_Problem description_. Below are the entries; return every line among them that holds the word "title".

The input below:

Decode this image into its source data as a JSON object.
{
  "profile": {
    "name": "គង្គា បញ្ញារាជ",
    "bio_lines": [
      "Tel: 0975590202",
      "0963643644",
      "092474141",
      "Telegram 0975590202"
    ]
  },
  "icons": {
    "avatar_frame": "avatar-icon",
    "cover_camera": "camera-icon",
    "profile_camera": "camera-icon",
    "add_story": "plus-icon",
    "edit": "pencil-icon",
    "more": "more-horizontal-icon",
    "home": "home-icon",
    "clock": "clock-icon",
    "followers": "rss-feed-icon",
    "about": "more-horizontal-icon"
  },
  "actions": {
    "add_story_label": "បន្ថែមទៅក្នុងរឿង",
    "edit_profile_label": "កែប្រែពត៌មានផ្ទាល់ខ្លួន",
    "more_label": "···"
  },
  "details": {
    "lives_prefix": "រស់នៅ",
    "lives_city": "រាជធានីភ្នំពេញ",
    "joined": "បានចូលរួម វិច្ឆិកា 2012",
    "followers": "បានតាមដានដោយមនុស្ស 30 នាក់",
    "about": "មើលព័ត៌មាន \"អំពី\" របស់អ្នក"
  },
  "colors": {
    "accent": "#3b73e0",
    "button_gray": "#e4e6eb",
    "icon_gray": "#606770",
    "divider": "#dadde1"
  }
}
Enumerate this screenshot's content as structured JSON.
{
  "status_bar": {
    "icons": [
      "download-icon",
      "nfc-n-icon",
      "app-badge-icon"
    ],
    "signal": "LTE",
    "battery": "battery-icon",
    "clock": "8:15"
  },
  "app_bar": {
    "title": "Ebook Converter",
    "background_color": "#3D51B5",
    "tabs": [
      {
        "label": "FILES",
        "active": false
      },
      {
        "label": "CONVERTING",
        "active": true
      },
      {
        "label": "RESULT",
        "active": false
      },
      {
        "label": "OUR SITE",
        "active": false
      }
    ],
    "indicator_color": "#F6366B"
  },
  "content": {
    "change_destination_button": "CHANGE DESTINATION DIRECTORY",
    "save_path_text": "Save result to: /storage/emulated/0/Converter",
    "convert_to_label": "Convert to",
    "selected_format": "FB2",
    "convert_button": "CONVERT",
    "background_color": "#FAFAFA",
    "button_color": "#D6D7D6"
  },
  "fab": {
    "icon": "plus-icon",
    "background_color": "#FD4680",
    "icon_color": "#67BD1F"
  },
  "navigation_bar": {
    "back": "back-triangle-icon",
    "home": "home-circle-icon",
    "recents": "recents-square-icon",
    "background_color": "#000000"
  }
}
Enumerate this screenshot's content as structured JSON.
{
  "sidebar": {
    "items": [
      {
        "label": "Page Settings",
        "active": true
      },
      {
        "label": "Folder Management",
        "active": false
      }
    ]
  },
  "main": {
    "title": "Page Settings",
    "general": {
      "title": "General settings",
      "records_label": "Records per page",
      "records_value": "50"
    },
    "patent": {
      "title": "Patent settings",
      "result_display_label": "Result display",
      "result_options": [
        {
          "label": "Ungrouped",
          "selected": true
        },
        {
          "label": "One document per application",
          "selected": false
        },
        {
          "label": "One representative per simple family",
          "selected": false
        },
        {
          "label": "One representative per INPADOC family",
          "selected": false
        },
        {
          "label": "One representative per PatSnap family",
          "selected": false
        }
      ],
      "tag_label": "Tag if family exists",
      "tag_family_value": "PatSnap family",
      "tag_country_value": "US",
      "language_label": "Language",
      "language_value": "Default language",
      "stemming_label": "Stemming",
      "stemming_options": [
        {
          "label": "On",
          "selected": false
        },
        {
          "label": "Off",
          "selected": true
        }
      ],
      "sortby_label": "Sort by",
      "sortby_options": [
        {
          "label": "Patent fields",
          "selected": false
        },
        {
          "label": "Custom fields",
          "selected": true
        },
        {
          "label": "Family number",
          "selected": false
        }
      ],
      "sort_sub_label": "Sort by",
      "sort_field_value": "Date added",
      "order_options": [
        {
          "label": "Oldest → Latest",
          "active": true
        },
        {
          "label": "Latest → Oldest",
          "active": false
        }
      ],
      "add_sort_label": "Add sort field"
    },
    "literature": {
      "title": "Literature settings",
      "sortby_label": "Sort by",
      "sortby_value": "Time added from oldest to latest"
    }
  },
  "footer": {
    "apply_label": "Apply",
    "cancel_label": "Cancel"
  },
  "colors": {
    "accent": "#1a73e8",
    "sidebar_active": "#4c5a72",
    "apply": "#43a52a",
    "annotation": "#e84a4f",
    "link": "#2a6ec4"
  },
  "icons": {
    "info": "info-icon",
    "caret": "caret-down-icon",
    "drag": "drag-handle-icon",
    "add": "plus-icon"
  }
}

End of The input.

_Finished exercise_.
    "title": "Ebook Converter",
    "title": "Page Settings",
      "title": "General settings",
      "title": "Patent settings",
      "title": "Literature settings",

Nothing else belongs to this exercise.